--- What to produce ---
Every record below must come back exactly as given.

--- Extracted material ---

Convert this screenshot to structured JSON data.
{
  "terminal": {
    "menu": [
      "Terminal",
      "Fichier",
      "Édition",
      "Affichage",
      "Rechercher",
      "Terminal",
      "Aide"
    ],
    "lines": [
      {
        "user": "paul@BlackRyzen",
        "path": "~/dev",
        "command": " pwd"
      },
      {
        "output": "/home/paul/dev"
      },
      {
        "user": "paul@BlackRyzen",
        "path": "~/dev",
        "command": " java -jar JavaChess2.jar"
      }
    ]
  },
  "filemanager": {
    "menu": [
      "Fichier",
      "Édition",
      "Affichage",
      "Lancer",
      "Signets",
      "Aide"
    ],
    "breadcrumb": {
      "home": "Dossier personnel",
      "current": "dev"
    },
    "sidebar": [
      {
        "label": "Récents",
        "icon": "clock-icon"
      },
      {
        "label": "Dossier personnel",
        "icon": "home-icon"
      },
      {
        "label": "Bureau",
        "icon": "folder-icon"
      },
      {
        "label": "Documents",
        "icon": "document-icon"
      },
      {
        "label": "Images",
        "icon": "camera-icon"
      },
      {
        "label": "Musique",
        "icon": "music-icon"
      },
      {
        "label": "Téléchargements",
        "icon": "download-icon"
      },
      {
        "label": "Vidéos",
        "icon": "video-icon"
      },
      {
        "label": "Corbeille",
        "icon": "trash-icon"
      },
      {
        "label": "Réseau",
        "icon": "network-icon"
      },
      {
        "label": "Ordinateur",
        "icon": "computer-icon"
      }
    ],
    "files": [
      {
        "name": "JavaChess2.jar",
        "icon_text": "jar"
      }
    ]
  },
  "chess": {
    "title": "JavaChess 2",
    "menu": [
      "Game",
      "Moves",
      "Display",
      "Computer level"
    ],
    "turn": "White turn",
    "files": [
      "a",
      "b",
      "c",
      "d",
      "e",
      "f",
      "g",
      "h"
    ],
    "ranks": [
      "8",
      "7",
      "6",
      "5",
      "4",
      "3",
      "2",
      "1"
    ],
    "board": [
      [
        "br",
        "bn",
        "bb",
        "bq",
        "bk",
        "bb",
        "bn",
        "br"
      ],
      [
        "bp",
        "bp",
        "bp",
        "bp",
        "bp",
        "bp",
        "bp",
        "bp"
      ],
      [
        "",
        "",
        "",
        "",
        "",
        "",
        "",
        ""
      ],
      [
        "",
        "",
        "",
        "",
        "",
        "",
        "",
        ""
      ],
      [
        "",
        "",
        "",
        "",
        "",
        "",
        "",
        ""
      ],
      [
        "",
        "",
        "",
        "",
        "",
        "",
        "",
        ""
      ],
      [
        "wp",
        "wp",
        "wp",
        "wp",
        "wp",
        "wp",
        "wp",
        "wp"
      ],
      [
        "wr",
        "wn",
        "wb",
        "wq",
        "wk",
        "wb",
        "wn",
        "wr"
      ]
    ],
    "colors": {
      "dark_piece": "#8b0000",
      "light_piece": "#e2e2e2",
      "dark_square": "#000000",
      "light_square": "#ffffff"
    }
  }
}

--- Exercise result ---
Convert this screenshot to structured JSON data.
{
  "terminal": {
    "menu": [
      "Terminal",
      "Fichier",
      "Édition",
      "Affichage",
      "Rechercher",
      "Terminal",
      "Aide"
    ],
    "lines": [
      {
        "user": "paul@BlackRyzen",
        "path": "~/dev",
        "command": " pwd"
      },
      {
        "output": "/home/paul/dev"
      },
      {
        "user": "paul@BlackRyzen",
        "path": "~/dev",
        "command": " java -jar JavaChess2.jar"
      }
    ]
  },
  "filemanager": {
    "menu": [
      "Fichier",
      "Édition",
      "Affichage",
      "Lancer",
      "Signets",
      "Aide"
    ],
    "breadcrumb": {
      "home": "Dossier personnel",
      "current": "dev"
    },
    "sidebar": [
      {
        "label": "Récents",
        "icon": "clock-icon"
      },
      {
        "label": "Dossier personnel",
        "icon": "home-icon"
      },
      {
        "label": "Bureau",
        "icon": "folder-icon"
      },
      {
        "label": "Documents",
        "icon": "document-icon"
      },
      {
        "label": "Images",
        "icon": "camera-icon"
      },
      {
        "label": "Musique",
        "icon": "music-icon"
      },
      {
        "label": "Téléchargements",
        "icon": "download-icon"
      },
      {
        "label": "Vidéos",
        "icon": "video-icon"
      },
      {
        "label": "Corbeille",
        "icon": "trash-icon"
      },
      {
        "label": "Réseau",
        "icon": "network-icon"
      },
      {
        "label": "Ordinateur",
        "icon": "computer-icon"
      }
    ],
    "files": [
      {
        "name": "JavaChess2.jar",
        "icon_text": "jar"
      }
    ]
  },
  "chess": {
    "title": "JavaChess 2",
    "menu": [
      "Game",
      "Moves",
      "Display",
      "Computer level"
    ],
    "turn": "White turn",
    "files": [
      "a",
      "b",
      "c",
      "d",
      "e",
      "f",
      "g",
      "h"
    ],
    "ranks": [
      "8",
      "7",
      "6",
      "5",
      "4",
      "3",
      "2",
      "1"
    ],
    "board": [
      [
        "br",
        "bn",
        "bb",
        "bq",
        "bk",
        "bb",
        "bn",
        "br"
      ],
      [
        "bp",
        "bp",
        "bp",
        "bp",
        "bp",
        "bp",
        "bp",
        "bp"
      ],
      [
        "",
        "",
        "",
        "",
        "",
        "",
        "",
        ""
      ],
      [
        "",
        "",
        "",
        "",
        "",
        "",
        "",
        ""
      ],
      [
        "",
        "",
        "",
        "",
        "",
        "",
        "",
        ""
      ],
      [
        "",
        "",
        "",
        "",
        "",
        "",
        "",
        ""
      ],
      [
        "wp",
        "wp",
        "wp",
        "wp",
        "wp",
        "wp",
        "wp",
        "wp"
      ],
      [
        "wr",
        "wn",
        "wb",
        "wq",
        "wk",
        "wb",
        "wn",
        "wr"
      ]
    ],
    "colors": {
      "dark_piece": "#8b0000",
      "light_piece": "#e2e2e2",
      "dark_square": "#000000",
      "light_square": "#ffffff"
    }
  }
}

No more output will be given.